Though it fell out of wide release this weekend for the first time since its limited release opening weekend, Green Book dipped just 3% this frame to gross another $1.8 million, giving it a current domestic total of $35.2 million. The word-of-mouth on this title is clearly outstanding and it’ll be interesting to see what kind of business it does if it manages to score a bunch of high-profile Oscar nods. Meanwhile, On The Basis of Sex held exceptionally well in its second weekend as it expanded into 112 locations and grossed $1.6 million for a per-theater average of $14,920 and a current domestic total of $3.7 million. One of the few wide release holdovers that had a severe drop this weekend was The Grinch, which, thanks to Christmas now being in the past, fell 72% to gross another $1.1 million for a still massive domestic gross of $269.6 million.
Creed II fell 38% this frame, allowing it to add $973,111 to its domestic haul that now stands at $114.3 million. Still in wide release in its eighth weekend of release, Instant Family dipped just 25% this weekend, grossing another $710,000 in the process for a domestic total to date of $66.2 million. Another one of the few holdovers that saw a massive decline from last weekend was Welcome To Marwen, which plummetted 70% for a third-weekend gross of $673,000 and a domestic total of only $10.3 million. Holding far better this weekend was Destroyer, which took in another $110,000 from 6 locations this weekend for a per-theater average of $18,000, about even with its opening weekend per-theater average, which bodes well for its prospects in the weeks to come. Destroyer has now grossed $259,776 domestically. Also in its second weekend of limited release this frame was Stan & Ollie. which grossed $96,173 from 8 locations for a per-theater average of $12,022 and a domestic total of $243,159. Interestingly, Cold War improved on its per-theater average from last weekend despite adding locations, a good sign for the kind of word-of-mouth its generating. Grossing $93,000 from 6 locations this weekend for a per-theater average of $15,500, Cold War has now grossed $274,355 domestically.

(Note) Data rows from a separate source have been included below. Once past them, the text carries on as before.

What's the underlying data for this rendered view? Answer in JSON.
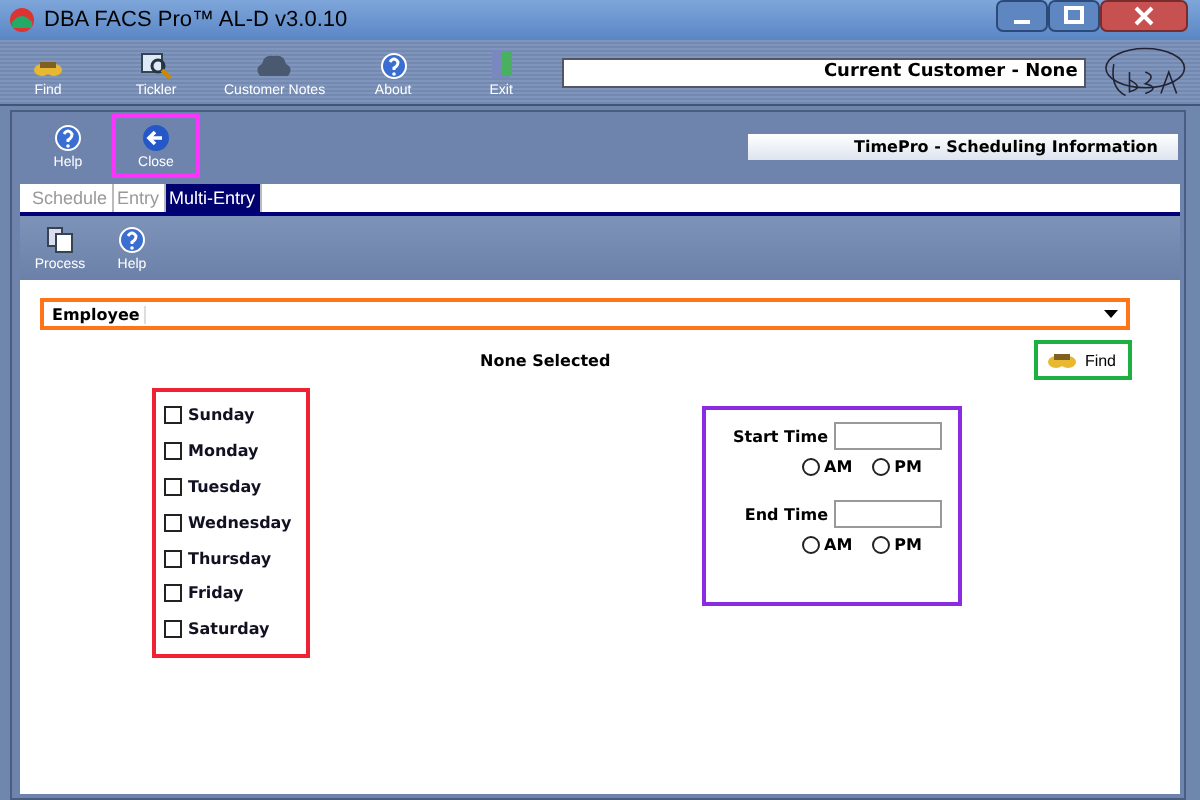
{
  "window": {
    "title": "DBA FACS Pro™ AL-D v3.0.10"
  },
  "main_toolbar": [
    {
      "label": "Find",
      "kind": "find"
    },
    {
      "label": "Tickler",
      "kind": "tickler"
    },
    {
      "label": "Customer Notes",
      "kind": "notes"
    },
    {
      "label": "About",
      "kind": "help"
    },
    {
      "label": "Exit",
      "kind": "exit"
    }
  ],
  "current_customer": "Current Customer - None",
  "panel_toolbar": [
    {
      "label": "Help",
      "kind": "help"
    },
    {
      "label": "Close",
      "kind": "close"
    }
  ],
  "panel_title": "TimePro - Scheduling Information",
  "tabs": [
    {
      "label": "Schedule",
      "selected": false
    },
    {
      "label": "Entry",
      "selected": false
    },
    {
      "label": "Multi-Entry",
      "selected": true
    }
  ],
  "tab_toolbar": [
    {
      "label": "Process",
      "kind": "process"
    },
    {
      "label": "Help",
      "kind": "help"
    }
  ],
  "employee": {
    "label": "Employee"
  },
  "selection_status": "None Selected",
  "find_button": "Find",
  "days": [
    {
      "label": "Sunday",
      "checked": false
    },
    {
      "label": "Monday",
      "checked": false
    },
    {
      "label": "Tuesday",
      "checked": false
    },
    {
      "label": "Wednesday",
      "checked": false
    },
    {
      "label": "Thursday",
      "checked": false
    },
    {
      "label": "Friday",
      "checked": false
    },
    {
      "label": "Saturday",
      "checked": false
    }
  ],
  "times": [
    {
      "label": "Start Time",
      "options": [
        {
          "label": "AM",
          "selected": false
        },
        {
          "label": "PM",
          "selected": false
        }
      ]
    },
    {
      "label": "End Time",
      "options": [
        {
          "label": "AM",
          "selected": false
        },
        {
          "label": "PM",
          "selected": false
        }
      ]
    }
  ]
}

The top 12 movies this weekend grossed $122.7 million, which is only the tenth biggest first weekend of any given year and down 19% from this same weekend last year when Jumanji: Welcome To The Jungle topped the box office for the first time ever.